» PROBLEM:
Any images in the material are to be dropped while every line is retyped exactly.

:: EXTRACTED RECORDS

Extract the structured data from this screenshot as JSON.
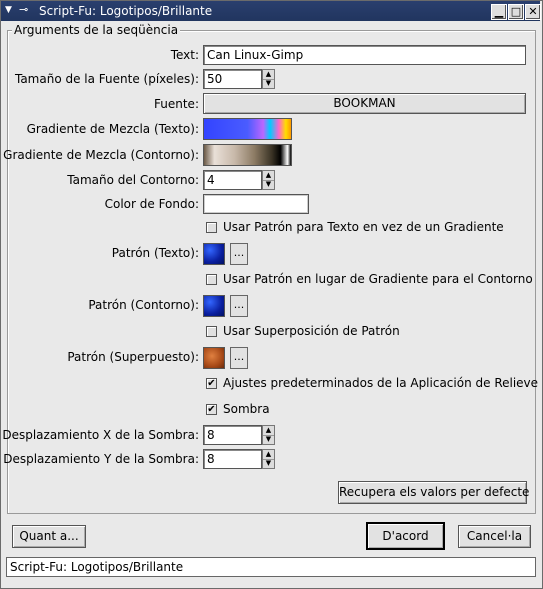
{
  "window": {
    "title": "Script-Fu: Logotipos/Brillante",
    "menu_icon": "window-menu-icon",
    "pin_icon": "pin-icon",
    "minimize_icon": "minimize-icon",
    "maximize_icon": "maximize-icon",
    "close_icon": "close-icon"
  },
  "frame_label": "Arguments de la seqüència",
  "fields": {
    "text_label": "Text:",
    "text_value": "Can Linux-Gimp",
    "font_size_label": "Tamaño de la Fuente (píxeles):",
    "font_size_value": "50",
    "font_label": "Fuente:",
    "font_value": "BOOKMAN",
    "blend_text_label": "Gradiente de Mezcla (Texto):",
    "blend_outline_label": "Gradiente de Mezcla (Contorno):",
    "outline_size_label": "Tamaño del Contorno:",
    "outline_size_value": "4",
    "bg_color_label": "Color de Fondo:",
    "bg_color": "#ffffff",
    "use_pattern_text_label": "Usar Patrón para Texto en vez de un Gradiente",
    "use_pattern_text_checked": false,
    "pattern_text_label": "Patrón (Texto):",
    "use_pattern_outline_label": "Usar Patrón en lugar de Gradiente para el Contorno",
    "use_pattern_outline_checked": false,
    "pattern_outline_label": "Patrón (Contorno):",
    "use_overlay_label": "Usar Superposición de Patrón",
    "use_overlay_checked": false,
    "pattern_overlay_label": "Patrón (Superpuesto):",
    "default_bump_label": "Ajustes predeterminados de la Aplicación de Relieve",
    "default_bump_checked": true,
    "shadow_label": "Sombra",
    "shadow_checked": true,
    "shadow_x_label": "Desplazamiento X de la Sombra:",
    "shadow_x_value": "8",
    "shadow_y_label": "Desplazamiento Y de la Sombra:",
    "shadow_y_value": "8",
    "browse_label": "...",
    "check_mark": "✔"
  },
  "buttons": {
    "reset": "Recupera els valors per defecte",
    "about": "Quant a...",
    "ok": "D'acord",
    "cancel": "Cancel·la"
  },
  "statusbar": "Script-Fu: Logotipos/Brillante"
}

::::

» RESULT BELOW:
Extract the structured data from this screenshot as JSON.
{
  "window": {
    "title": "Script-Fu: Logotipos/Brillante",
    "menu_icon": "window-menu-icon",
    "pin_icon": "pin-icon",
    "minimize_icon": "minimize-icon",
    "maximize_icon": "maximize-icon",
    "close_icon": "close-icon"
  },
  "frame_label": "Arguments de la seqüència",
  "fields": {
    "text_label": "Text:",
    "text_value": "Can Linux-Gimp",
    "font_size_label": "Tamaño de la Fuente (píxeles):",
    "font_size_value": "50",
    "font_label": "Fuente:",
    "font_value": "BOOKMAN",
    "blend_text_label": "Gradiente de Mezcla (Texto):",
    "blend_outline_label": "Gradiente de Mezcla (Contorno):",
    "outline_size_label": "Tamaño del Contorno:",
    "outline_size_value": "4",
    "bg_color_label": "Color de Fondo:",
    "bg_color": "#ffffff",
    "use_pattern_text_label": "Usar Patrón para Texto en vez de un Gradiente",
    "use_pattern_text_checked": false,
    "pattern_text_label": "Patrón (Texto):",
    "use_pattern_outline_label": "Usar Patrón en lugar de Gradiente para el Contorno",
    "use_pattern_outline_checked": false,
    "pattern_outline_label": "Patrón (Contorno):",
    "use_overlay_label": "Usar Superposición de Patrón",
    "use_overlay_checked": false,
    "pattern_overlay_label": "Patrón (Superpuesto):",
    "default_bump_label": "Ajustes predeterminados de la Aplicación de Relieve",
    "default_bump_checked": true,
    "shadow_label": "Sombra",
    "shadow_checked": true,
    "shadow_x_label": "Desplazamiento X de la Sombra:",
    "shadow_x_value": "8",
    "shadow_y_label": "Desplazamiento Y de la Sombra:",
    "shadow_y_value": "8",
    "browse_label": "...",
    "check_mark": "✔"
  },
  "buttons": {
    "reset": "Recupera els valors per defecte",
    "about": "Quant a...",
    "ok": "D'acord",
    "cancel": "Cancel·la"
  },
  "statusbar": "Script-Fu: Logotipos/Brillante"
}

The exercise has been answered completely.